- [Problem details] Restate all the lines below word for word, but omit the pictures.

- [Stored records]
————————
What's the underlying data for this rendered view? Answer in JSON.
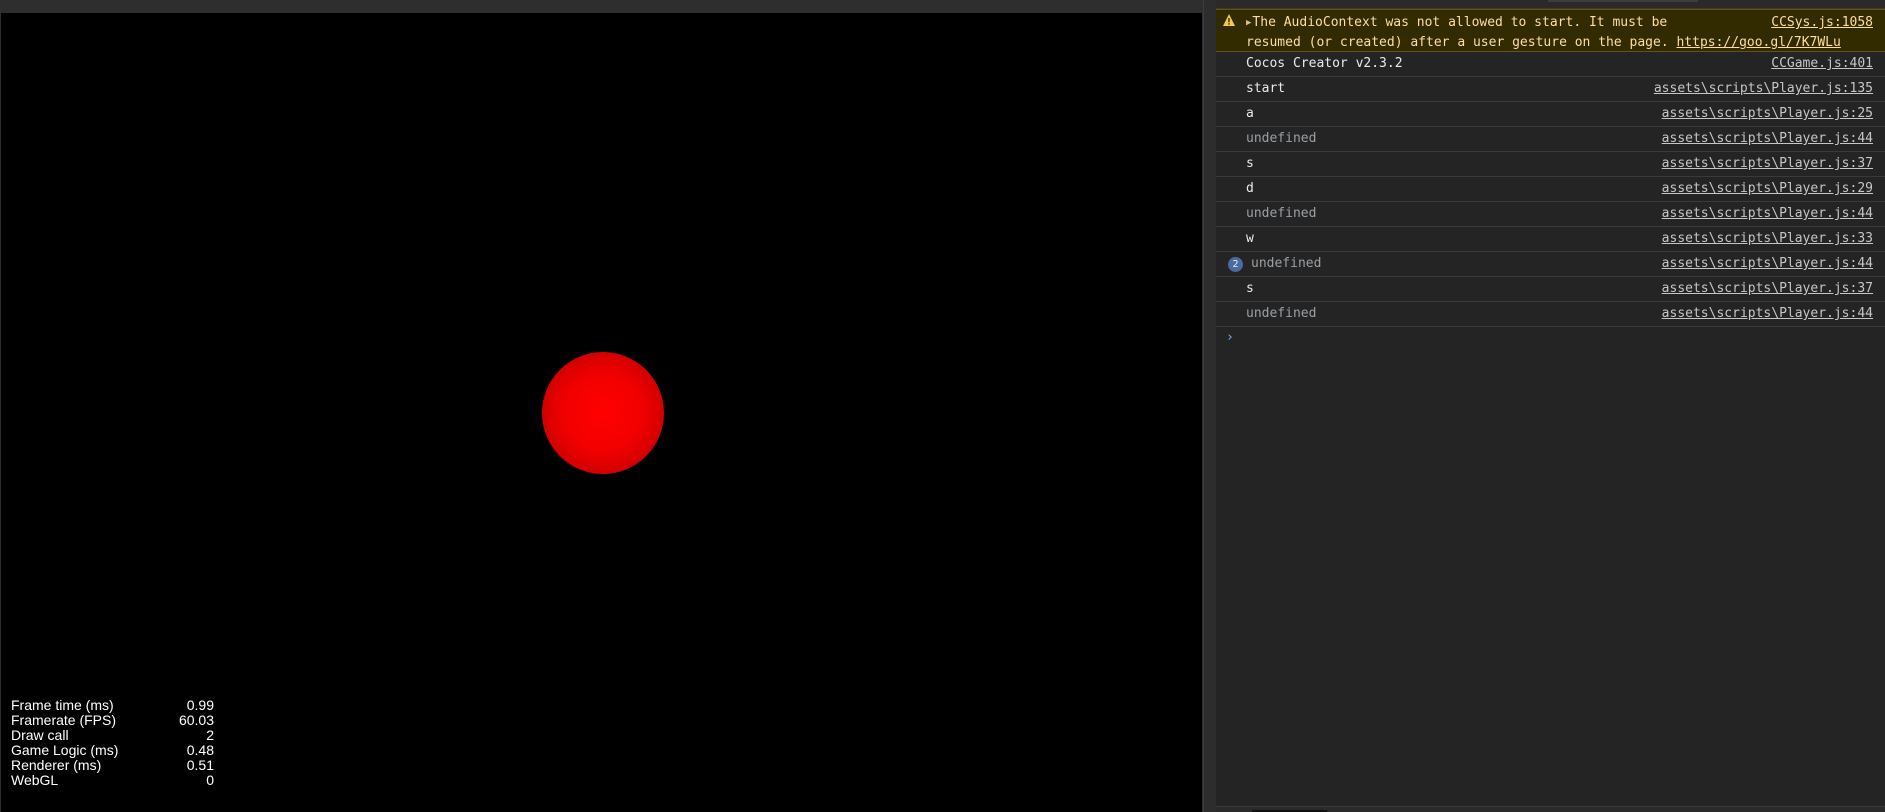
{
  "stats": [
    {
      "label": "Frame time (ms)",
      "value": "0.99"
    },
    {
      "label": "Framerate (FPS)",
      "value": "60.03"
    },
    {
      "label": "Draw call",
      "value": "2"
    },
    {
      "label": "Game Logic (ms)",
      "value": "0.48"
    },
    {
      "label": "Renderer (ms)",
      "value": "0.51"
    },
    {
      "label": "WebGL",
      "value": "0"
    }
  ],
  "console": {
    "warning": {
      "icon": "warning-icon",
      "line1": "The AudioContext was not allowed to start. It must be",
      "line2": "resumed (or created) after a user gesture on the page.",
      "link": "https://goo.gl/7K7WLu",
      "source": "CCSys.js:1058"
    },
    "logs": [
      {
        "msg": "Cocos Creator v2.3.2",
        "src": "CCGame.js:401"
      },
      {
        "msg": "start",
        "src": "assets\\scripts\\Player.js:135"
      },
      {
        "msg": "a",
        "src": "assets\\scripts\\Player.js:25"
      },
      {
        "msg": "undefined",
        "src": "assets\\scripts\\Player.js:44"
      },
      {
        "msg": "s",
        "src": "assets\\scripts\\Player.js:37"
      },
      {
        "msg": "d",
        "src": "assets\\scripts\\Player.js:29"
      },
      {
        "msg": "undefined",
        "src": "assets\\scripts\\Player.js:44"
      },
      {
        "msg": "w",
        "src": "assets\\scripts\\Player.js:33"
      },
      {
        "msg": "undefined",
        "src": "assets\\scripts\\Player.js:44",
        "count": "2"
      },
      {
        "msg": "s",
        "src": "assets\\scripts\\Player.js:37"
      },
      {
        "msg": "undefined",
        "src": "assets\\scripts\\Player.js:44"
      }
    ],
    "prompt_icon": "chevron-right-icon",
    "prompt_glyph": "›"
  },
  "colors": {
    "ball": "#ff0000",
    "warning_bg": "#332b00",
    "warning_text": "#ffdd9e",
    "prompt": "#7cacf8"
  }
}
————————
- [Solution below]
What's the underlying data for this rendered view? Answer in JSON.
{
  "stats": [
    {
      "label": "Frame time (ms)",
      "value": "0.99"
    },
    {
      "label": "Framerate (FPS)",
      "value": "60.03"
    },
    {
      "label": "Draw call",
      "value": "2"
    },
    {
      "label": "Game Logic (ms)",
      "value": "0.48"
    },
    {
      "label": "Renderer (ms)",
      "value": "0.51"
    },
    {
      "label": "WebGL",
      "value": "0"
    }
  ],
  "console": {
    "warning": {
      "icon": "warning-icon",
      "line1": "The AudioContext was not allowed to start. It must be",
      "line2": "resumed (or created) after a user gesture on the page.",
      "link": "https://goo.gl/7K7WLu",
      "source": "CCSys.js:1058"
    },
    "logs": [
      {
        "msg": "Cocos Creator v2.3.2",
        "src": "CCGame.js:401"
      },
      {
        "msg": "start",
        "src": "assets\\scripts\\Player.js:135"
      },
      {
        "msg": "a",
        "src": "assets\\scripts\\Player.js:25"
      },
      {
        "msg": "undefined",
        "src": "assets\\scripts\\Player.js:44"
      },
      {
        "msg": "s",
        "src": "assets\\scripts\\Player.js:37"
      },
      {
        "msg": "d",
        "src": "assets\\scripts\\Player.js:29"
      },
      {
        "msg": "undefined",
        "src": "assets\\scripts\\Player.js:44"
      },
      {
        "msg": "w",
        "src": "assets\\scripts\\Player.js:33"
      },
      {
        "msg": "undefined",
        "src": "assets\\scripts\\Player.js:44",
        "count": "2"
      },
      {
        "msg": "s",
        "src": "assets\\scripts\\Player.js:37"
      },
      {
        "msg": "undefined",
        "src": "assets\\scripts\\Player.js:44"
      }
    ],
    "prompt_icon": "chevron-right-icon",
    "prompt_glyph": "›"
  },
  "colors": {
    "ball": "#ff0000",
    "warning_bg": "#332b00",
    "warning_text": "#ffdd9e",
    "prompt": "#7cacf8"
  }
}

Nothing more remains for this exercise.